About this exercise: Report all lines in the records that hold the string "will".

Dataset rows describing interfaces
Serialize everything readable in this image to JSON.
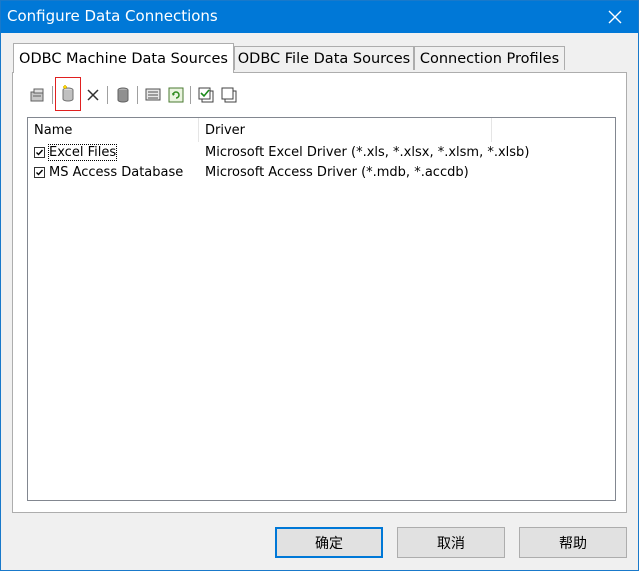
{
  "window": {
    "title": "Configure Data Connections"
  },
  "tabs": [
    {
      "label": "ODBC Machine Data Sources",
      "active": true
    },
    {
      "label": "ODBC File Data Sources",
      "active": false
    },
    {
      "label": "Connection Profiles",
      "active": false
    }
  ],
  "toolbar": {
    "icons": [
      "properties-icon",
      "new-data-source-icon",
      "delete-icon",
      "database-icon",
      "configure-icon",
      "refresh-icon",
      "check-all-icon",
      "uncheck-all-icon"
    ]
  },
  "list": {
    "columns": [
      "Name",
      "Driver"
    ],
    "rows": [
      {
        "name": "Excel Files",
        "driver": "Microsoft Excel Driver (*.xls, *.xlsx, *.xlsm, *.xlsb)",
        "checked": true
      },
      {
        "name": "MS Access Database",
        "driver": "Microsoft Access Driver (*.mdb, *.accdb)",
        "checked": true
      }
    ]
  },
  "buttons": {
    "ok": "确定",
    "cancel": "取消",
    "help": "帮助"
  },
  "colors": {
    "titlebar": "#0078d7",
    "accent": "#0078d7",
    "highlight_border": "#e02020"
  }
}
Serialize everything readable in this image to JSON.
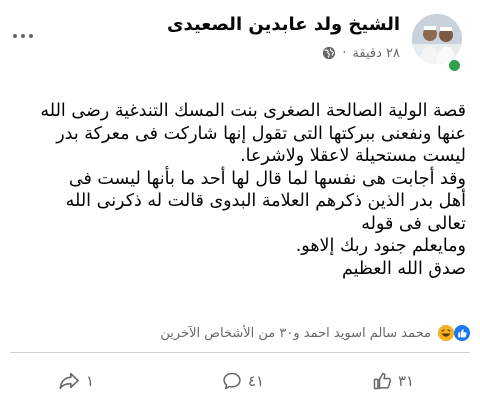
{
  "post": {
    "author": "الشيخ ولد عابدين الصعيدى",
    "time": "٢٨ دقيقة",
    "separator": "·",
    "privacy_icon": "globe-icon",
    "body_lines": [
      "قصة الولية الصالحة الصغرى بنت المسك التندغية رضى الله",
      "عنها ونفعنى ببركتها التى تقول إنها شاركت فى معركة بدر",
      "ليست مستحيلة لاعقلا ولاشرعا.",
      "وقد أجابت هى نفسها لما قال لها أحد ما بأنها ليست فى",
      "أهل بدر الذين ذكرهم العلامة البدوى قالت له ذكرنى الله",
      "تعالى فى قوله",
      "ومايعلم جنود ربك إلاهو.",
      "صدق الله العظيم"
    ]
  },
  "reactions": {
    "summary": "محمد سالم اسويد احمد و٣٠ من الأشخاص الآخرين",
    "icons": [
      "like-icon",
      "haha-icon"
    ],
    "colors": {
      "like": "#1877f2",
      "haha": "#f7b125"
    }
  },
  "actions": {
    "like_count": "٣١",
    "comment_count": "٤١",
    "share_count": "١"
  },
  "online_color": "#31a24c"
}
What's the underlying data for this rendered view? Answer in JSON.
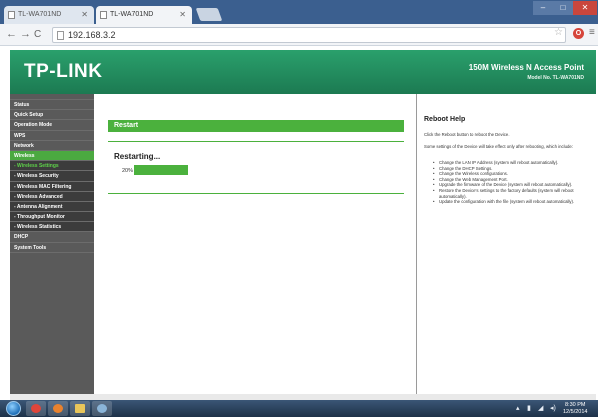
{
  "browser": {
    "tabs": [
      {
        "label": "TL-WA701ND"
      },
      {
        "label": "TL-WA701ND"
      }
    ],
    "url": "192.168.3.2"
  },
  "header": {
    "logo": "TP-LINK",
    "product_title": "150M Wireless N Access Point",
    "model": "Model No. TL-WA701ND"
  },
  "sidebar": {
    "items": [
      {
        "label": "Status"
      },
      {
        "label": "Quick Setup"
      },
      {
        "label": "Operation Mode"
      },
      {
        "label": "WPS"
      },
      {
        "label": "Network"
      },
      {
        "label": "Wireless"
      },
      {
        "label": "- Wireless Settings"
      },
      {
        "label": "- Wireless Security"
      },
      {
        "label": "- Wireless MAC Filtering"
      },
      {
        "label": "- Wireless Advanced"
      },
      {
        "label": "- Antenna Alignment"
      },
      {
        "label": "- Throughput Monitor"
      },
      {
        "label": "- Wireless Statistics"
      },
      {
        "label": "DHCP"
      },
      {
        "label": "System Tools"
      }
    ]
  },
  "main": {
    "section_title": "Restart",
    "status": "Restarting...",
    "progress_label": "20%",
    "progress_value": 20
  },
  "help": {
    "title": "Reboot Help",
    "line1": "Click the Reboot button to reboot the Device.",
    "line2": "Some settings of the Device will take effect only after rebooting, which include:",
    "items": [
      "Change the LAN IP Address (system will reboot automatically).",
      "Change the DHCP Settings.",
      "Change the Wireless configurations.",
      "Change the Web Management Port.",
      "Upgrade the firmware of the Device (system will reboot automatically).",
      "Restore the Device's settings to the factory defaults (system will reboot automatically).",
      "Update the configuration with the file (system will reboot automatically)."
    ]
  },
  "taskbar": {
    "time": "8:30 PM",
    "date": "12/5/2014"
  },
  "colors": {
    "brand_green": "#21845b",
    "accent_green": "#4bb13d",
    "sidebar_bg": "#5a5a5a"
  }
}
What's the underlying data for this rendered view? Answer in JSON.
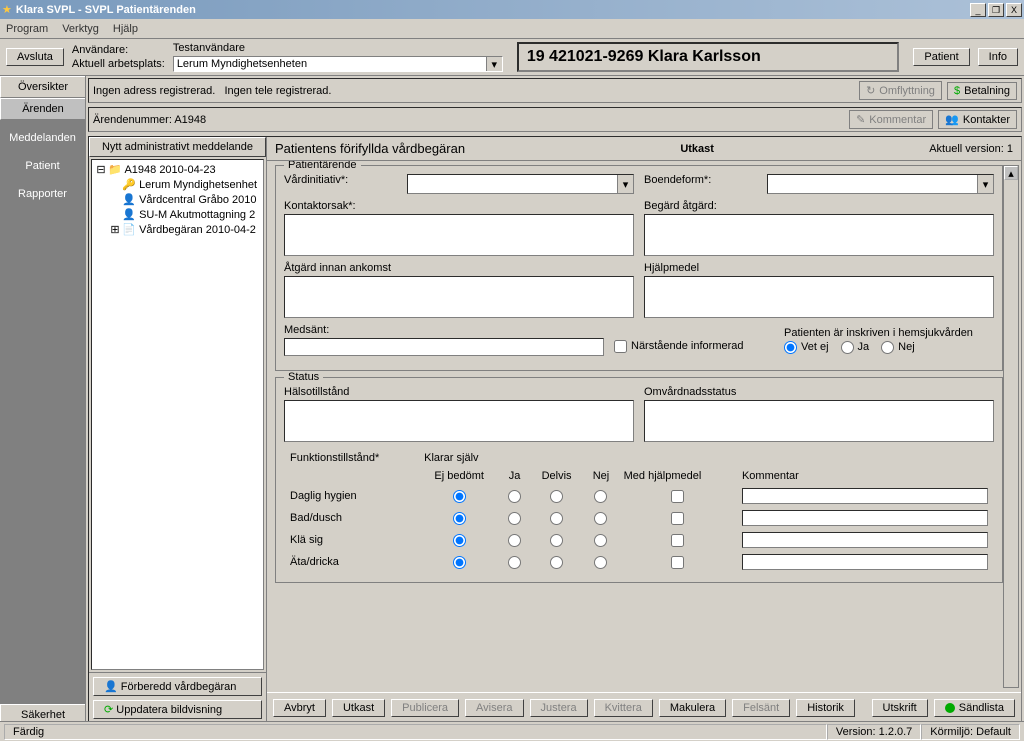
{
  "title": "Klara SVPL - SVPL Patientärenden",
  "menu": {
    "program": "Program",
    "verktyg": "Verktyg",
    "hjalp": "Hjälp"
  },
  "toolbar": {
    "avsluta": "Avsluta",
    "anvandare_lbl": "Användare:",
    "anvandare_val": "Testanvändare",
    "arbetsplats_lbl": "Aktuell arbetsplats:",
    "arbetsplats_val": "Lerum Myndighetsenheten",
    "patient": "Patient",
    "info": "Info"
  },
  "patient_id": "19 421021-9269 Klara Karlsson",
  "left_top_tabs": {
    "oversikter": "Översikter",
    "arenden": "Ärenden"
  },
  "dark_nav": {
    "meddelanden": "Meddelanden",
    "patient": "Patient",
    "rapporter": "Rapporter"
  },
  "sakerhet": "Säkerhet",
  "info_bar": {
    "adress": "Ingen adress registrerad.",
    "tele": "Ingen tele registrerad.",
    "arendenr_lbl": "Ärendenummer:",
    "arendenr_val": "A1948",
    "omflyttning": "Omflyttning",
    "betalning": "Betalning",
    "kommentar": "Kommentar",
    "kontakter": "Kontakter"
  },
  "tree": {
    "header": "Nytt administrativt meddelande",
    "root": "A1948 2010-04-23",
    "n1": "Lerum Myndighetsenhet",
    "n2": "Vårdcentral Gråbo 2010",
    "n3": "SU-M Akutmottagning 2",
    "n4": "Vårdbegäran 2010-04-2"
  },
  "form_header": {
    "title": "Patientens förifyllda vårdbegäran",
    "status": "Utkast",
    "version_lbl": "Aktuell version:",
    "version_val": "1"
  },
  "groups": {
    "patientarende": "Patientärende",
    "vardinitiativ": "Vårdinitiativ*:",
    "boendeform": "Boendeform*:",
    "kontaktorsak": "Kontaktorsak*:",
    "begard_atgard": "Begärd åtgärd:",
    "atgard_innan": "Åtgärd innan ankomst",
    "hjalpmedel": "Hjälpmedel",
    "medsant": "Medsänt:",
    "narstaende": "Närstående informerad",
    "inskriven_lbl": "Patienten är inskriven i hemsjukvården",
    "vet_ej": "Vet ej",
    "ja": "Ja",
    "nej": "Nej",
    "status": "Status",
    "halsotillstand": "Hälsotillstånd",
    "omvardnad": "Omvårdnadsstatus",
    "funktion": "Funktionstillstånd*",
    "klarar": "Klarar själv",
    "col_ejbedomt": "Ej bedömt",
    "col_ja": "Ja",
    "col_delvis": "Delvis",
    "col_nej": "Nej",
    "col_hjalpmedel": "Med hjälpmedel",
    "col_kommentar": "Kommentar",
    "rows": [
      "Daglig hygien",
      "Bad/dusch",
      "Klä sig",
      "Äta/dricka"
    ]
  },
  "bottom": {
    "forberedd": "Förberedd vårdbegäran",
    "uppdatera": "Uppdatera bildvisning",
    "avbryt": "Avbryt",
    "utkast": "Utkast",
    "publicera": "Publicera",
    "avisera": "Avisera",
    "justera": "Justera",
    "kvittera": "Kvittera",
    "makulera": "Makulera",
    "felsant": "Felsänt",
    "historik": "Historik",
    "utskrift": "Utskrift",
    "sandlista": "Sändlista"
  },
  "status": {
    "ready": "Färdig",
    "version": "Version: 1.2.0.7",
    "env": "Körmiljö: Default"
  }
}
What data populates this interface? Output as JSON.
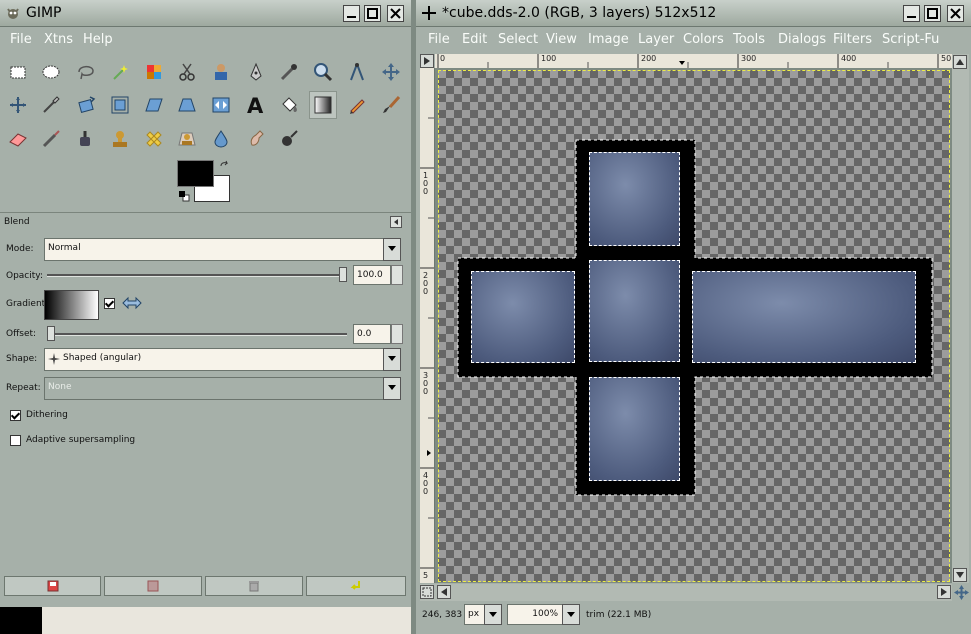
{
  "toolbox": {
    "title": "GIMP",
    "menu": [
      "File",
      "Xtns",
      "Help"
    ],
    "tools": [
      "rect-select",
      "ellipse-select",
      "free-select",
      "fuzzy-select",
      "color-select",
      "scissors",
      "foreground-select",
      "paths",
      "color-picker",
      "zoom",
      "measure",
      "move",
      "align",
      "crop",
      "rotate",
      "scale",
      "shear",
      "perspective",
      "flip",
      "text",
      "bucket-fill",
      "blend",
      "pencil",
      "paintbrush",
      "eraser",
      "airbrush",
      "ink",
      "clone",
      "heal",
      "perspective-clone",
      "convolve",
      "smudge",
      "dodge-burn"
    ],
    "active_tool_index": 21
  },
  "blend": {
    "section_label": "Blend",
    "mode_label": "Mode:",
    "mode_value": "Normal",
    "opacity_label": "Opacity:",
    "opacity_value": "100.0",
    "opacity_fraction": 1.0,
    "gradient_label": "Gradient:",
    "offset_label": "Offset:",
    "offset_value": "0.0",
    "offset_fraction": 0.0,
    "shape_label": "Shape:",
    "shape_value": "Shaped (angular)",
    "repeat_label": "Repeat:",
    "repeat_value": "None",
    "dithering_label": "Dithering",
    "dithering_checked": true,
    "adaptive_label": "Adaptive supersampling",
    "adaptive_checked": false
  },
  "image_window": {
    "title": "*cube.dds-2.0 (RGB, 3 layers) 512x512",
    "menu": [
      "File",
      "Edit",
      "Select",
      "View",
      "Image",
      "Layer",
      "Colors",
      "Tools",
      "Dialogs",
      "Filters",
      "Script-Fu"
    ],
    "hruler": [
      "0",
      "100",
      "200",
      "300",
      "400",
      "50"
    ],
    "vruler": [
      "1\n0\n0",
      "2\n0\n0",
      "3\n0\n0",
      "4\n0\n0",
      "5"
    ],
    "coords": "246, 383",
    "unit": "px",
    "zoom": "100%",
    "status": "trim (22.1 MB)"
  },
  "colors": {
    "foreground": "#000000",
    "background": "#ffffff"
  }
}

Written solution:
    "line2": "Some settings of the Device will take effect only after rebooting, which include:",
      "Change the LAN IP Address (system will reboot automatically).",
      "Upgrade the firmware of the Device (system will reboot automatically).",
      "Restore the Device's settings to the factory defaults (system will reboot automatically).",
      "Update the configuration with the file (system will reboot automatically)."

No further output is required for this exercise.